In today’s post we hear about a well spent Summer’s day in Northumberland….

On Wednesday 30th August, Age UK Northumberland enjoyed a sunny day in the Sanderson Arcade in Morpeth promoting their Macmillan funded cancer advocacy project.

The Sanderson Arcade is a smart shopping centre in the heart of a beautiful market town in Northumberland. With a population of over 16,000 Morpeth is particularly busy on a Wednesday which is a market day with people visiting from all over the county.

 

 

 

 

 

From the moment the gazebo was erected until the end of the day visitors to the stand were frequent.  Lunch time was particularly busy. With a key position next to the entrance to Marks and Spencer in the middle of the thoroughfare there really was no way to avoid our presence!

Our new leaflet explaining the project was handed out to passers by, queries about our services were answered and our pens, key rings and sweets were eagerly received!  One of our volunteers, an ex-cancer radiologist put up a display about radiotherapy which was particularly well received with a number of people asking questions about the process.
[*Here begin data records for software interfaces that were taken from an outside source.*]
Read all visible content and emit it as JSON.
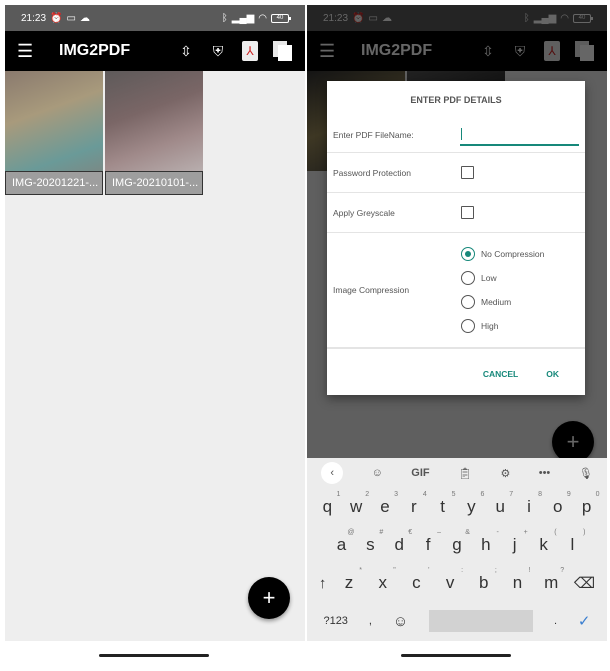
{
  "status": {
    "time": "21:23",
    "battery": "40"
  },
  "app": {
    "title": "IMG2PDF",
    "menu_icon": "menu-icon",
    "icons": [
      "sort-icon",
      "shield-x-icon",
      "pdf-icon",
      "copy-icon"
    ]
  },
  "thumbs": [
    {
      "caption": "IMG-20201221-..."
    },
    {
      "caption": "IMG-20210101-..."
    }
  ],
  "fab": {
    "label": "+"
  },
  "dialog": {
    "title": "ENTER PDF DETAILS",
    "filename_label": "Enter PDF FileName:",
    "filename_value": "",
    "password_label": "Password Protection",
    "password_checked": false,
    "greyscale_label": "Apply Greyscale",
    "greyscale_checked": false,
    "compression_label": "Image Compression",
    "compression_options": [
      "No Compression",
      "Low",
      "Medium",
      "High"
    ],
    "compression_selected": "No Compression",
    "cancel": "CANCEL",
    "ok": "OK"
  },
  "keyboard": {
    "toolbar": {
      "gif": "GIF",
      "more": "•••"
    },
    "row1": [
      [
        "q",
        "1"
      ],
      [
        "w",
        "2"
      ],
      [
        "e",
        "3"
      ],
      [
        "r",
        "4"
      ],
      [
        "t",
        "5"
      ],
      [
        "y",
        "6"
      ],
      [
        "u",
        "7"
      ],
      [
        "i",
        "8"
      ],
      [
        "o",
        "9"
      ],
      [
        "p",
        "0"
      ]
    ],
    "row2": [
      [
        "a",
        "@"
      ],
      [
        "s",
        "#"
      ],
      [
        "d",
        "€"
      ],
      [
        "f",
        "–"
      ],
      [
        "g",
        "&"
      ],
      [
        "h",
        "-"
      ],
      [
        "j",
        "+"
      ],
      [
        "k",
        "("
      ],
      [
        "l",
        ")"
      ]
    ],
    "row3": [
      [
        "z",
        "*"
      ],
      [
        "x",
        "\""
      ],
      [
        "c",
        "'"
      ],
      [
        "v",
        ":"
      ],
      [
        "b",
        ";"
      ],
      [
        "n",
        "!"
      ],
      [
        "m",
        "?"
      ]
    ],
    "symbols": "?123",
    "comma": ",",
    "period": "."
  },
  "colors": {
    "accent": "#16887a",
    "toolbar": "#000000"
  }
}
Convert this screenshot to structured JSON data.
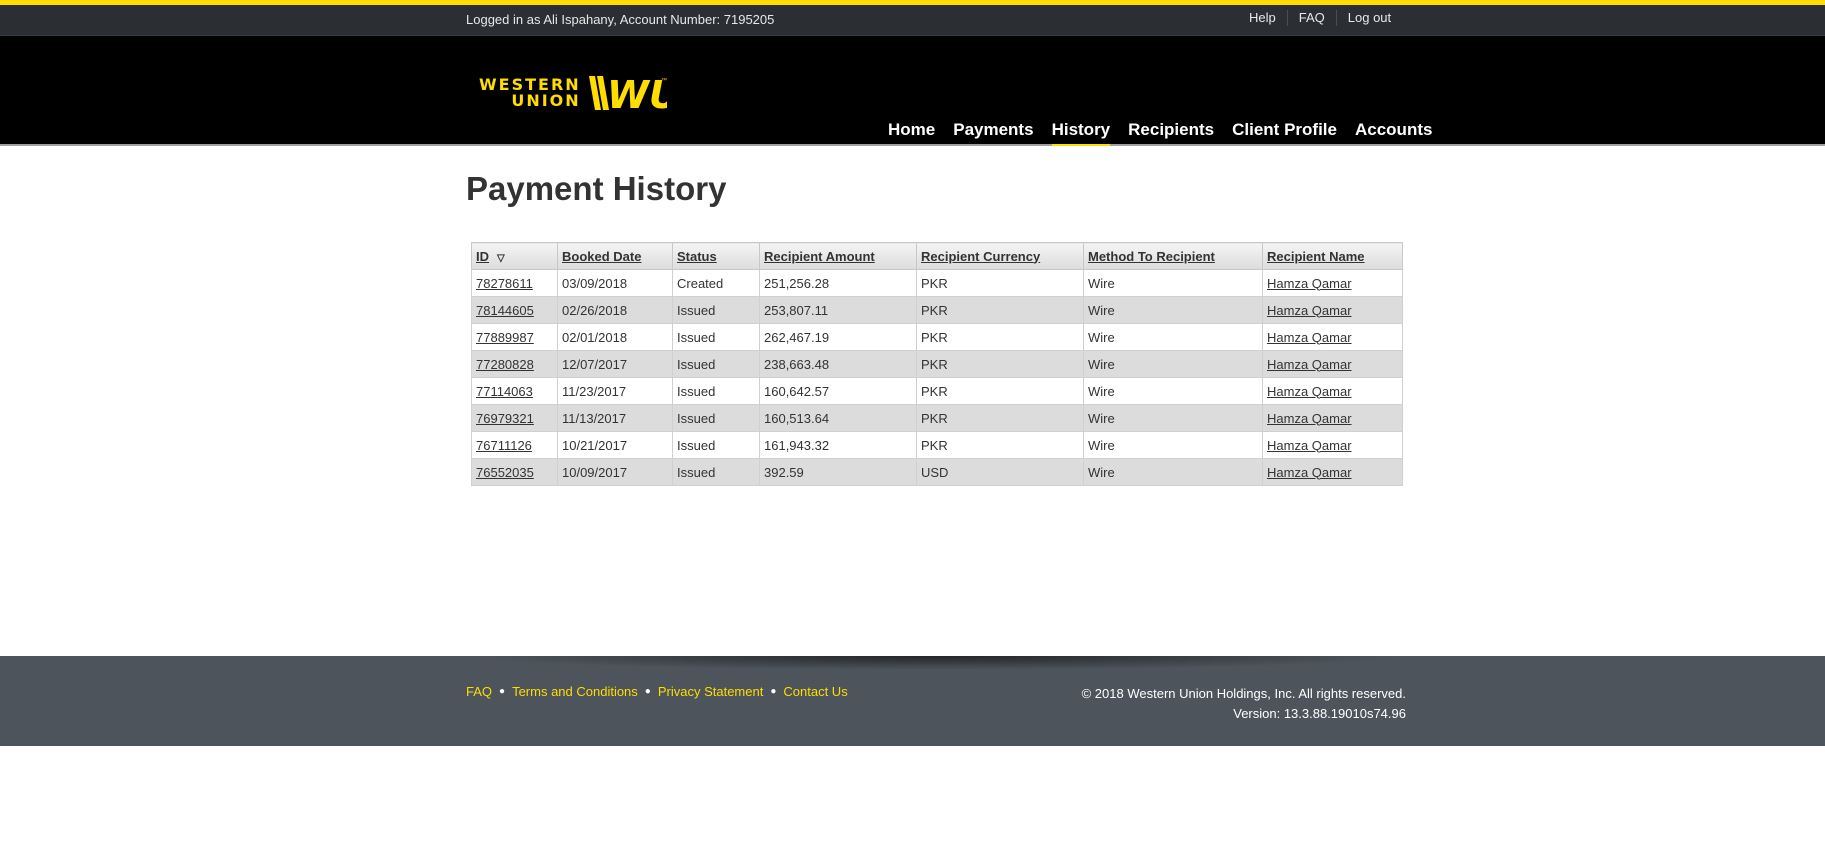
{
  "topbar": {
    "login_text": "Logged in as Ali Ispahany, Account Number: 7195205",
    "links": [
      "Help",
      "FAQ",
      "Log out"
    ]
  },
  "brand": {
    "line1": "WESTERN",
    "line2": "UNION",
    "mark": "WU",
    "colors": {
      "yellow": "#ffdd00",
      "black": "#000000"
    }
  },
  "nav": {
    "items": [
      "Home",
      "Payments",
      "History",
      "Recipients",
      "Client Profile",
      "Accounts"
    ],
    "active": "History"
  },
  "page": {
    "title": "Payment History"
  },
  "table": {
    "headers": [
      "ID",
      "Booked Date",
      "Status",
      "Recipient Amount",
      "Recipient Currency",
      "Method To Recipient",
      "Recipient Name"
    ],
    "sort_icon": "sort-down-triangle-icon",
    "rows": [
      [
        "78278611",
        "03/09/2018",
        "Created",
        "251,256.28",
        "PKR",
        "Wire",
        "Hamza Qamar"
      ],
      [
        "78144605",
        "02/26/2018",
        "Issued",
        "253,807.11",
        "PKR",
        "Wire",
        "Hamza Qamar"
      ],
      [
        "77889987",
        "02/01/2018",
        "Issued",
        "262,467.19",
        "PKR",
        "Wire",
        "Hamza Qamar"
      ],
      [
        "77280828",
        "12/07/2017",
        "Issued",
        "238,663.48",
        "PKR",
        "Wire",
        "Hamza Qamar"
      ],
      [
        "77114063",
        "11/23/2017",
        "Issued",
        "160,642.57",
        "PKR",
        "Wire",
        "Hamza Qamar"
      ],
      [
        "76979321",
        "11/13/2017",
        "Issued",
        "160,513.64",
        "PKR",
        "Wire",
        "Hamza Qamar"
      ],
      [
        "76711126",
        "10/21/2017",
        "Issued",
        "161,943.32",
        "PKR",
        "Wire",
        "Hamza Qamar"
      ],
      [
        "76552035",
        "10/09/2017",
        "Issued",
        "392.59",
        "USD",
        "Wire",
        "Hamza Qamar"
      ]
    ]
  },
  "footer": {
    "links": [
      "FAQ",
      "Terms and Conditions",
      "Privacy Statement",
      "Contact Us"
    ],
    "copyright": "© 2018 Western Union Holdings, Inc. All rights reserved.",
    "version": "Version: 13.3.88.19010s74.96"
  }
}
This was a wonderful opportunity to explain to people how Age UK Northumberland’s Cancer, Older People and Advocacy Project works and what being an advocate entails. Knowing that someone can accompany you to appointments or can help you identify benefits and allowances you may be entitled to was of particular interest to those who had or knew of someone with a cancer diagnosis.

 

 

 

 

 

The success of the stand was made possible by the stalwart support of our volunteers who all stayed well beyond their allocated slots.  Their enthusiasm and willingness to share their knowledge and passion for the project was clearly visible.  All in all, a great way to spend a summer’s day!

Karen Renner

Volunteer Coordinator – AGE UK Northumberland Cancer Advocacy Project